1.13 Using accelerometer equipped GPS devices instead of paper travel diaries would significantly reduce the burden on respondents. GPS would be easy to use and unlike the diary does not pose a problem for certain groups such as those with sight impairments, literacy problems or poor knowledge of the English language.
1.14 Given a stable signal, the data collected by GPS devices would be more accurate than that collected by diaries: providing actual length of journey (distance and time) rather than estimates, precise start and end points, data for all walking trips (rather than short walks on day seven only) and data from which we could also derive speed of travel and acceleration.
1.15 GPS devices can also be used to collect a range of new data items which, for practical reasons, could not be obtained via a written diary. This includes data on all travel activities, including walking, running and cycling trips regardless of distance, and travel ‘off network’ (e.g. in parks or on open land). This would provide a much
richer dataset for estimating total ‘active travel’. We would also have collected
detailed information on:
; actual routes taken (not simply origin / destination) at very detailed street-
by-street or stop-by-stop level;
; how long respondents spend waiting for public transport.
; business travel by delivery drivers, etc.
; average speeds.
1.16 GPS route ‘trace’ data would enable new and innovative approaches to the
analysis of personal travel patterns. For example, it would be possible to make meaningful use of Geographic Information System (GIS) software for the first time. Linkage between GPS ‘traces’ and industry-standard mapping data could provide
new insight on the proportion of car trips / travel time / distance travelled by the type of road travelled upon (A road, B road, motorway). In addition, all of the above data could be analysed according to standard survey demographic variables (age, gender, income, household composition, etc.). There would therefore be very considerable scope for generating new insight and intelligence about personal travel behaviour,
with potential benefits for DfT, the wider public sector, academia, and private businesses. We would aim to release as much GPS-derived data as reasonably possible for use outside DfT, while fully meeting our obligation to protect the privacy of survey participants.

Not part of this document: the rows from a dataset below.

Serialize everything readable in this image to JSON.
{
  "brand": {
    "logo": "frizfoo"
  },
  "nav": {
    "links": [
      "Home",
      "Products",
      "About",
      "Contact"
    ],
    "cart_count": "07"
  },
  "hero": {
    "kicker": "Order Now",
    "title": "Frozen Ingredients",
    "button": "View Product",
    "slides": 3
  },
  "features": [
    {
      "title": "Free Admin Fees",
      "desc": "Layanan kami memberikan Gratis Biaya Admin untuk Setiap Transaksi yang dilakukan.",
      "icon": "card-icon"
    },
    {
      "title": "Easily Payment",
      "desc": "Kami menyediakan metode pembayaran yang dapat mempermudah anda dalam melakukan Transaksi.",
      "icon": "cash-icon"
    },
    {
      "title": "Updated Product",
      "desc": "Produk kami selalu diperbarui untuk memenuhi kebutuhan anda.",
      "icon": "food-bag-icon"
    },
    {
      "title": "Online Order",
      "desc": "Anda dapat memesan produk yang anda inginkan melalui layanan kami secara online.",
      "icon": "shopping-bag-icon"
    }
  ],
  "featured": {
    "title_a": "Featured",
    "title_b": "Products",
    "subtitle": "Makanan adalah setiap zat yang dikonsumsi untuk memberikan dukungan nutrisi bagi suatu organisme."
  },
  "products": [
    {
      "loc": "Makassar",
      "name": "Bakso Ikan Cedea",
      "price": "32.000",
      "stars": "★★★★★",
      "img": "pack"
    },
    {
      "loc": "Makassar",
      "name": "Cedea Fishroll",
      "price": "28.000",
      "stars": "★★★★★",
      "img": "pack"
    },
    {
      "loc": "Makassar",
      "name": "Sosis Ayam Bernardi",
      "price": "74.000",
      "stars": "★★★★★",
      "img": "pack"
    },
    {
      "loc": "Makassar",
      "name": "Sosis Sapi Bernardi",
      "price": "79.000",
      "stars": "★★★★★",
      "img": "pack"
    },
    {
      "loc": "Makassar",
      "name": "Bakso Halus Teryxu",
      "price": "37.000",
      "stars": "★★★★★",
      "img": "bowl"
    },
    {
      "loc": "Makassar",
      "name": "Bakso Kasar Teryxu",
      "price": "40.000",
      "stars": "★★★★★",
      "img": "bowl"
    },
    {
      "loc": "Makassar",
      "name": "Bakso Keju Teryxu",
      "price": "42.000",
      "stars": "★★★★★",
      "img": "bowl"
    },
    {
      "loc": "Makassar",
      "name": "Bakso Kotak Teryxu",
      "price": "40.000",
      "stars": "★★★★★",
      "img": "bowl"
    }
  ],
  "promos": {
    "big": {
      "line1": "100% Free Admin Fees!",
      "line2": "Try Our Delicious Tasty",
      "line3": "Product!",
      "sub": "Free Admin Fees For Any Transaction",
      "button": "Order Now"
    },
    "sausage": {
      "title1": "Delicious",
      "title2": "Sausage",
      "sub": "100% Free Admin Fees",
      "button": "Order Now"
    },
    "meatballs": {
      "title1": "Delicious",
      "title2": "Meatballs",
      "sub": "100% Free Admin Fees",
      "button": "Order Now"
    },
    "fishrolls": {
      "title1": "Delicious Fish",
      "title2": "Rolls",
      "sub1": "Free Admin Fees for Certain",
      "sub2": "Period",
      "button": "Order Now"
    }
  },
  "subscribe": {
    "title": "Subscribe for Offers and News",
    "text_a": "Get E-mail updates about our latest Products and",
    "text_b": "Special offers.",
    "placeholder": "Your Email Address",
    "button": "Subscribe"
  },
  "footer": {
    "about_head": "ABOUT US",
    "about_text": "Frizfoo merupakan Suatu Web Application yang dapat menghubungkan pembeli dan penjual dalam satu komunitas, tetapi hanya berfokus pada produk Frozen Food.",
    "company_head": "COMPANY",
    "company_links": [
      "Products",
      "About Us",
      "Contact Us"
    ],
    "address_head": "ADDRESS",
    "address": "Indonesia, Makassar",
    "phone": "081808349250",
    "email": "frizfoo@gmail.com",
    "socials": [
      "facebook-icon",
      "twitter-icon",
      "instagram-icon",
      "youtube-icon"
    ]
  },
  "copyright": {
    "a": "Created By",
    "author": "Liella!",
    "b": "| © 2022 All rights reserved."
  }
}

1.17 Some savings may be achieved by replacing the printing and manual coding of some 22,000 travel diaries with automated GPS collection. Manual coding in particular is time-consuming and represents a significant ongoing cost in the current NTS design. The exact scope for savings is not yet clear, and they would obviously be offset by initial purchase cost of the GPS devices, and the need to maintain them and replace lost or broken units as fieldwork progresses. However, it is feasible that a net saving could be achieved over the course of a multi-year contract by switching from diaries to GPS.